"I never thought we were going to make it alive, but we are here today thanks to UNHCR and UNMIL," said returnee Ma Yatta Smith upon arriving in Monrovia on Saturday.

Recounting the ordeal, she said they had run out of food and water on the stalled boat. "We had to trade with fishermen to get fish and vegetables to eat," she said, adding that the rescue was timely because some passengers were starting to fall sick.

The rescue ship, which was deployed after the stranded crew made radio contact with the UN refugee agency, brought food, water and medicine for the refugees. In Monrovia, the returnees were received by UNHCR and transported back to their home areas around the capital. Two sick passengers were taken away in an ambulance.

"We are grateful for UNMIL support," said Theophilus Vodounou, UNHCR's Senior Operations Coordinator and Officer-in-Charge in Liberia. He noted that it would have been difficult to reach the spontaneous returnees in Harper as security constraints have so far prevented the refugee agency from resuming operations in the area.

Many of the rescued returnees said they had come back to Liberia because of the presence of UNMIL and the current peace initiative. Similar reasons were cited by some of the 441 refugees who recently returned on their own from Sierra Leone's Gerihun camp and are now hosted in Monrovia's Perry Town camp for internally displaced persons (IDPs). They said 2,000 people left Gerihun camp in all, some of whom may have settled in other IDP camps near Monrovia.

Italian non-governmental organisation Intersos also reported that some Liberian families are returning from Guinea and Ghana every day, going back to areas like Ganta, Saclepea and Gbarnga where UNHCR has no access due to the still-fragile and unpredictable security situation.

As returnee numbers grow and UNMIL deployment expands in Liberia, UN agencies have called for the easing of security measures in areas of return where security has improved, so that UN aid workers can assist the returnees. The agencies are preparing to return as soon as a decision is taken on their recommendations.

UNHCR is standing by to start its reintegration programme for returnees once it can resume operations in areas of return. Under the programme, the agency and its partners will rehabilitate schools and clinics, rebuild roads, and provide water and sanitary facilities in these areas. Returnees will receive food aid, farming tools, blankets, mats, corrugated iron for roofs and brick-making machines to rebuild permanent homes.

The UN refugee agency expects spontaneous returns to increase through the course of this year and in the run-up to the elections scheduled for the second half of 2005. It plans to start facilitating returns from the region in September, after the rainy season - pending UNMIL deployment and improved security in areas of return.

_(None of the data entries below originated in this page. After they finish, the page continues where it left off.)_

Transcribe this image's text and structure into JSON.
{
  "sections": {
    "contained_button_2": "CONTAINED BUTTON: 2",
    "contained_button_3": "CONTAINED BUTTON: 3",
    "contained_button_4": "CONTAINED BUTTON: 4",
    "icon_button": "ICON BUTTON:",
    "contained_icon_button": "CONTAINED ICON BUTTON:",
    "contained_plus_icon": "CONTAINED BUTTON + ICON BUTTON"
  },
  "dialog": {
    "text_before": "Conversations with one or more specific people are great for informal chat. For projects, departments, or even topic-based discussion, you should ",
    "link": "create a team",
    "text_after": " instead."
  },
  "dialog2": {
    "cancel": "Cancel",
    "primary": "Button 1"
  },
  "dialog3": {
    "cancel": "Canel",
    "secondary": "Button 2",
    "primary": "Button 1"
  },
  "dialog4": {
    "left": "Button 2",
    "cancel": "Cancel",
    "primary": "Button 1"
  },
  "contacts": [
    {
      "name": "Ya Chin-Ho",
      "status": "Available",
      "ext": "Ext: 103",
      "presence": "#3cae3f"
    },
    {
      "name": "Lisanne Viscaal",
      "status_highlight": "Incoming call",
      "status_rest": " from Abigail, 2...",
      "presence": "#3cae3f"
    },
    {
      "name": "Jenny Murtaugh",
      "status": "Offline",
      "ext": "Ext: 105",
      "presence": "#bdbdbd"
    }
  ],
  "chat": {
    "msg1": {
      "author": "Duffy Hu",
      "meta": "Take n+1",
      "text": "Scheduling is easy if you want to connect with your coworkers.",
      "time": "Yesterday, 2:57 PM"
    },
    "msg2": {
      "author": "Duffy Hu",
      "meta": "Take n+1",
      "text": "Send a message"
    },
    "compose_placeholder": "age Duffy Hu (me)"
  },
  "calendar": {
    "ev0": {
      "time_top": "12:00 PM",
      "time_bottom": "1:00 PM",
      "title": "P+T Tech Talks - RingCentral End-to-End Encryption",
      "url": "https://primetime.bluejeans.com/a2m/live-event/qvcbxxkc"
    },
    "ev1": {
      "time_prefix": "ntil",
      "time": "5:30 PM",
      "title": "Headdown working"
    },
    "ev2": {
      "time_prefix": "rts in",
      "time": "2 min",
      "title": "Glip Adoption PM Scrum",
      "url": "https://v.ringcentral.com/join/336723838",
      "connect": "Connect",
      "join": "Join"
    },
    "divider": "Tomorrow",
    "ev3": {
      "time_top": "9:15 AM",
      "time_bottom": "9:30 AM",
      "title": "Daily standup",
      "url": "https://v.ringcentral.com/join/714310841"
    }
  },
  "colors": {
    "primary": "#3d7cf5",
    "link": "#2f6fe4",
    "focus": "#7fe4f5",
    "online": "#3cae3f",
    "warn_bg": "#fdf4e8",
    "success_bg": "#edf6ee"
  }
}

UNHCR has appealed for $39 million for its operations in Liberia this year, including programmes to repatriate and reintegrate 150,000 returning IDPs and refugees. In the longer run, the agency hopes to help an estimated 320,000 Liberian refugees in West Africa to go home.